> [Problem requirements]
Where does the word "method" show up in the records? Copy every line that holds it.

> [Data provided]
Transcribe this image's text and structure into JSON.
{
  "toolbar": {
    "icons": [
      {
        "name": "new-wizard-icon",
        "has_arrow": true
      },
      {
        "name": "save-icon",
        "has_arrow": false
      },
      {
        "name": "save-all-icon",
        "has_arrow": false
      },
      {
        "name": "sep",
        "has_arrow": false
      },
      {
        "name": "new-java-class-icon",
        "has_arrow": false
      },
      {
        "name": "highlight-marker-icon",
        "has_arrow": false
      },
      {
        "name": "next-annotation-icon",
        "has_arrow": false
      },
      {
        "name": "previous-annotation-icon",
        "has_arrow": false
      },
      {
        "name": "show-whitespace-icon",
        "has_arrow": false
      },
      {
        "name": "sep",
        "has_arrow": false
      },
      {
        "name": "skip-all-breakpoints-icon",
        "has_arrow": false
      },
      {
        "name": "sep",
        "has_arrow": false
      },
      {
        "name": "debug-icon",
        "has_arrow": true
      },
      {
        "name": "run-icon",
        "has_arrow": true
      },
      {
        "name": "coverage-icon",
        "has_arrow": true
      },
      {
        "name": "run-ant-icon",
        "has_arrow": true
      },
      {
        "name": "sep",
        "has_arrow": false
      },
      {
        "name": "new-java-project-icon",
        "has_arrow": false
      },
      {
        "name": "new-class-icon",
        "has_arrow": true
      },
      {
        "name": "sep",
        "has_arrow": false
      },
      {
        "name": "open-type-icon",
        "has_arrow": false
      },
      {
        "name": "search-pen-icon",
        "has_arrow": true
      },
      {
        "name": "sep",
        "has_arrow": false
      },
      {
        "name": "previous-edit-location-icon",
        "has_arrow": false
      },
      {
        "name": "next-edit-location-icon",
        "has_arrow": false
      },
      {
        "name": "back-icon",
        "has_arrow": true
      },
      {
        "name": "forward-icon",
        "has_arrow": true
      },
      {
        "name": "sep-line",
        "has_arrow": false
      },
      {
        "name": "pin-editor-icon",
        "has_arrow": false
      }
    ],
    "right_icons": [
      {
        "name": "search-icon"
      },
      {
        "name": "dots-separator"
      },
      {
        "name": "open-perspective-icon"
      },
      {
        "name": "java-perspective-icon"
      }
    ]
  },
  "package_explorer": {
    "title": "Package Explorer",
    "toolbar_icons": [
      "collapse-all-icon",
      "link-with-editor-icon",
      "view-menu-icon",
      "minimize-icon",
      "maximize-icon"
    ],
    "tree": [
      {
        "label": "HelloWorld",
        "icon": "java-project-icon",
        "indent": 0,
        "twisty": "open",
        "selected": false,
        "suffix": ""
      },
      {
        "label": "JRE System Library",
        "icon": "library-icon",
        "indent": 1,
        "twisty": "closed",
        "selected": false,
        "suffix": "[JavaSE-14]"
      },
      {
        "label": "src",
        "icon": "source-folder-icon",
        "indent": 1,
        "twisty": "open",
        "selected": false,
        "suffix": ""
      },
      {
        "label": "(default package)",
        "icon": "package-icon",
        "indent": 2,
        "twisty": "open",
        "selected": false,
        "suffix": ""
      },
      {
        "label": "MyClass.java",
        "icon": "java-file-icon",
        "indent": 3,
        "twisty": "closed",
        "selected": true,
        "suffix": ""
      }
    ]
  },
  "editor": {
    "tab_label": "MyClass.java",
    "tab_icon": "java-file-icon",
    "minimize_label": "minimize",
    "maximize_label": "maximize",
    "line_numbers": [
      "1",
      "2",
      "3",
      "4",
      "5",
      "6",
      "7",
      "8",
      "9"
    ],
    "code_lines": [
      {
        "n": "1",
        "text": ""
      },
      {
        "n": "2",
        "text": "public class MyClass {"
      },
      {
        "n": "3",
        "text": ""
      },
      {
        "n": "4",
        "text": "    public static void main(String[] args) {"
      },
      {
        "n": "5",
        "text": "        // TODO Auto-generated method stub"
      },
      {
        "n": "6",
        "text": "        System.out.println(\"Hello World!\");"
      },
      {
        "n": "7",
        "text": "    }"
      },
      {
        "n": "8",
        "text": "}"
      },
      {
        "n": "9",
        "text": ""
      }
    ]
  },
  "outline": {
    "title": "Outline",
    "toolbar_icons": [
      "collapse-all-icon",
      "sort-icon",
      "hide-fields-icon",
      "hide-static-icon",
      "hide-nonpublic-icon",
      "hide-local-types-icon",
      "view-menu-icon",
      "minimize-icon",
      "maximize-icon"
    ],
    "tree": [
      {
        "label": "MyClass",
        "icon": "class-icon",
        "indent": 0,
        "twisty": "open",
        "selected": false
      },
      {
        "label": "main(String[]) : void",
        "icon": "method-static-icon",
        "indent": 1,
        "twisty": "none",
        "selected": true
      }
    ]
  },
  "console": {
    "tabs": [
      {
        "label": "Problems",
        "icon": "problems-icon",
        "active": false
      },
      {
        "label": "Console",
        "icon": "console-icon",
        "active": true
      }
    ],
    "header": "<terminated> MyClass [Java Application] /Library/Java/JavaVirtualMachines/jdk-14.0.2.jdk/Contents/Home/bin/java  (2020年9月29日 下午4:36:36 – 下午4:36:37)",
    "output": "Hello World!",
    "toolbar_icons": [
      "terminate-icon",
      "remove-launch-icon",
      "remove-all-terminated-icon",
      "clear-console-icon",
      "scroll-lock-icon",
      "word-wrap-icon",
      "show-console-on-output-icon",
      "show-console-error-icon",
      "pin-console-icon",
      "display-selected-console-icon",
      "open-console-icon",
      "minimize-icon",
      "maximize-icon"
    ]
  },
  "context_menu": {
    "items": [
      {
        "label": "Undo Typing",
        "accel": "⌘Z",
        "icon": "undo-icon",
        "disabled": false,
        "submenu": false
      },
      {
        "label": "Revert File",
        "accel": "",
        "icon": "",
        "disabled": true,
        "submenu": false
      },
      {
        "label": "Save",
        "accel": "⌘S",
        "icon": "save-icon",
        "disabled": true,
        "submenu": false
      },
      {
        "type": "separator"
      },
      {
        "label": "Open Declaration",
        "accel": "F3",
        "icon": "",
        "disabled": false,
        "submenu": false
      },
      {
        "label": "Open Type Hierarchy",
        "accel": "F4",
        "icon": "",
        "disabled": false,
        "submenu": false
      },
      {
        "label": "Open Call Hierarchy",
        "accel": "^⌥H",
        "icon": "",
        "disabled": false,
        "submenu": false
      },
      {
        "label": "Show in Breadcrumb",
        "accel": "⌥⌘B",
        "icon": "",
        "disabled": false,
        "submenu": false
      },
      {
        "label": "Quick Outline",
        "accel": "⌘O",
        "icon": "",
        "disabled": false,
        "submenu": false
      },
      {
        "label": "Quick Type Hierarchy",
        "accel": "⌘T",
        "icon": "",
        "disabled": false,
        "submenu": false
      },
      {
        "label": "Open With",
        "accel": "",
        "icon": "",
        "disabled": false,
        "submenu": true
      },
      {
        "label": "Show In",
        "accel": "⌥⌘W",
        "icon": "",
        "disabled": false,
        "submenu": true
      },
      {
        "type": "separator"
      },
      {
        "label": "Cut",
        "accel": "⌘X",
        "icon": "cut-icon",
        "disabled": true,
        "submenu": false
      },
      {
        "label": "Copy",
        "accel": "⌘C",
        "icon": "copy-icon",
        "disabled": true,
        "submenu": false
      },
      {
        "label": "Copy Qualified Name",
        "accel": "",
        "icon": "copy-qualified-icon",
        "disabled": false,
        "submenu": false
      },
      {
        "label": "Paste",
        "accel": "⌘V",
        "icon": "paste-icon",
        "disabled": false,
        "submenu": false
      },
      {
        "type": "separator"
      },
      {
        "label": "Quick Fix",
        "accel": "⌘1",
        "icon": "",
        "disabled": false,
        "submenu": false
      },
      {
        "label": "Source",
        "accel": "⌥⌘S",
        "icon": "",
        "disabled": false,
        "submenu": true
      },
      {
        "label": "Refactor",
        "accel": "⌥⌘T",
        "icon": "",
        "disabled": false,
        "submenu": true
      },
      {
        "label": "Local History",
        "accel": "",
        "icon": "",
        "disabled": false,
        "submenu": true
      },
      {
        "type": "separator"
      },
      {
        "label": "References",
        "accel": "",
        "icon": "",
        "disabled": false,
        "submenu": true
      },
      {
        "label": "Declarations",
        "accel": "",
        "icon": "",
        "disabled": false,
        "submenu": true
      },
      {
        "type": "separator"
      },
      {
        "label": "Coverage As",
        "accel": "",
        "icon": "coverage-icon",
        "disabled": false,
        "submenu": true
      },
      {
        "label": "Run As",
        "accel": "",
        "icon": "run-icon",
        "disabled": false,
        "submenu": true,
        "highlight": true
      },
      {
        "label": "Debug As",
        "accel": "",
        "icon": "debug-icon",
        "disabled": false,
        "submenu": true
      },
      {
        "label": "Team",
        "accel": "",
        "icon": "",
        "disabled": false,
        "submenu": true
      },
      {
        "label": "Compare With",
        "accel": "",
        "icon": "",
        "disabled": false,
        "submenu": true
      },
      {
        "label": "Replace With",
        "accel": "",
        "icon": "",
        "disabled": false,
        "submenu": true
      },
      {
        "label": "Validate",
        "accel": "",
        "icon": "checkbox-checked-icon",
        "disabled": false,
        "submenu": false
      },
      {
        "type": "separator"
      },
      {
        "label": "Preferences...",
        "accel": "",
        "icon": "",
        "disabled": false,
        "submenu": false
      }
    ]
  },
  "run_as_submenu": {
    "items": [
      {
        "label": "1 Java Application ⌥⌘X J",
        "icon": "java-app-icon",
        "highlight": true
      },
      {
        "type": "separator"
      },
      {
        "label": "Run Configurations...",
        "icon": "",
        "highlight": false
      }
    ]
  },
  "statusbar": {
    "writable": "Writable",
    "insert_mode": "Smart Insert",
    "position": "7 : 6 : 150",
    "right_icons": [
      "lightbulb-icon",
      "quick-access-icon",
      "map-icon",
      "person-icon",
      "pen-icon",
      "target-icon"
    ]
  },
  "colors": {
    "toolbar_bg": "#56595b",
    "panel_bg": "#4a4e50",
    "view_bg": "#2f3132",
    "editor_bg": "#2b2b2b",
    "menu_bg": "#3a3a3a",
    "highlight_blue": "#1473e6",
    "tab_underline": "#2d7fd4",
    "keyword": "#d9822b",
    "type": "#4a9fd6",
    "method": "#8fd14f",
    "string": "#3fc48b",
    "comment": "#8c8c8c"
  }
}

> [Result of the task]
        "text": "        // TODO Auto-generated method stub"
        "icon": "method-static-icon",
    "method": "#8fd14f",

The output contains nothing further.